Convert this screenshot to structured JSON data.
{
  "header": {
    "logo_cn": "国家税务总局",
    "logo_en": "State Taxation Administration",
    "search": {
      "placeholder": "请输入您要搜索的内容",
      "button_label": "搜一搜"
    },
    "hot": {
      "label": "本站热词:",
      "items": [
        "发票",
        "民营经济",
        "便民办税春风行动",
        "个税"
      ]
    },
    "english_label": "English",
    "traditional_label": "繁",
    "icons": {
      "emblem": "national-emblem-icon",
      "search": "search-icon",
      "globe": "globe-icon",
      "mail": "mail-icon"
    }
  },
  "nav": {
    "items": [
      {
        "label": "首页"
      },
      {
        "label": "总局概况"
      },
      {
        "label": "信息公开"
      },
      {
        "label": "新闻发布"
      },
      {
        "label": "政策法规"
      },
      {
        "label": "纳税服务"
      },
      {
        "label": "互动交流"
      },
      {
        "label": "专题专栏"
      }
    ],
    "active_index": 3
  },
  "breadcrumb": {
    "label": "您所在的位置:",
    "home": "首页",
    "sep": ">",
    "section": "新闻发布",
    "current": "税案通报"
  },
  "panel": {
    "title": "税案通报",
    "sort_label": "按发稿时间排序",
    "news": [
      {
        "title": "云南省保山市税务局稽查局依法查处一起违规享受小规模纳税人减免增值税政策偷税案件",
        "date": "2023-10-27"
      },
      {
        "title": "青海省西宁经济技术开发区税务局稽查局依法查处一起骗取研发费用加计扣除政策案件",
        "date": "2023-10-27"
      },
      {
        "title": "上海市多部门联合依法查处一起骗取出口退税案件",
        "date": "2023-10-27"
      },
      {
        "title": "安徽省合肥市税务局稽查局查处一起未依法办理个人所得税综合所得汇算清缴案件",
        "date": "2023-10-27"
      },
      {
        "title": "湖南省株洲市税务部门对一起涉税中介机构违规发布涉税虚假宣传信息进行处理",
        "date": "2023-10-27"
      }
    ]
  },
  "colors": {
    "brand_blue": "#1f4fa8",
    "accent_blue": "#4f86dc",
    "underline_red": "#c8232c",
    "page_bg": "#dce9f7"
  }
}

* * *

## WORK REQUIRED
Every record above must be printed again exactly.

## SOLUTION TO THIS TASK
Convert this screenshot to structured JSON data.
{
  "header": {
    "logo_cn": "国家税务总局",
    "logo_en": "State Taxation Administration",
    "search": {
      "placeholder": "请输入您要搜索的内容",
      "button_label": "搜一搜"
    },
    "hot": {
      "label": "本站热词:",
      "items": [
        "发票",
        "民营经济",
        "便民办税春风行动",
        "个税"
      ]
    },
    "english_label": "English",
    "traditional_label": "繁",
    "icons": {
      "emblem": "national-emblem-icon",
      "search": "search-icon",
      "globe": "globe-icon",
      "mail": "mail-icon"
    }
  },
  "nav": {
    "items": [
      {
        "label": "首页"
      },
      {
        "label": "总局概况"
      },
      {
        "label": "信息公开"
      },
      {
        "label": "新闻发布"
      },
      {
        "label": "政策法规"
      },
      {
        "label": "纳税服务"
      },
      {
        "label": "互动交流"
      },
      {
        "label": "专题专栏"
      }
    ],
    "active_index": 3
  },
  "breadcrumb": {
    "label": "您所在的位置:",
    "home": "首页",
    "sep": ">",
    "section": "新闻发布",
    "current": "税案通报"
  },
  "panel": {
    "title": "税案通报",
    "sort_label": "按发稿时间排序",
    "news": [
      {
        "title": "云南省保山市税务局稽查局依法查处一起违规享受小规模纳税人减免增值税政策偷税案件",
        "date": "2023-10-27"
      },
      {
        "title": "青海省西宁经济技术开发区税务局稽查局依法查处一起骗取研发费用加计扣除政策案件",
        "date": "2023-10-27"
      },
      {
        "title": "上海市多部门联合依法查处一起骗取出口退税案件",
        "date": "2023-10-27"
      },
      {
        "title": "安徽省合肥市税务局稽查局查处一起未依法办理个人所得税综合所得汇算清缴案件",
        "date": "2023-10-27"
      },
      {
        "title": "湖南省株洲市税务部门对一起涉税中介机构违规发布涉税虚假宣传信息进行处理",
        "date": "2023-10-27"
      }
    ]
  },
  "colors": {
    "brand_blue": "#1f4fa8",
    "accent_blue": "#4f86dc",
    "underline_red": "#c8232c",
    "page_bg": "#dce9f7"
  }
}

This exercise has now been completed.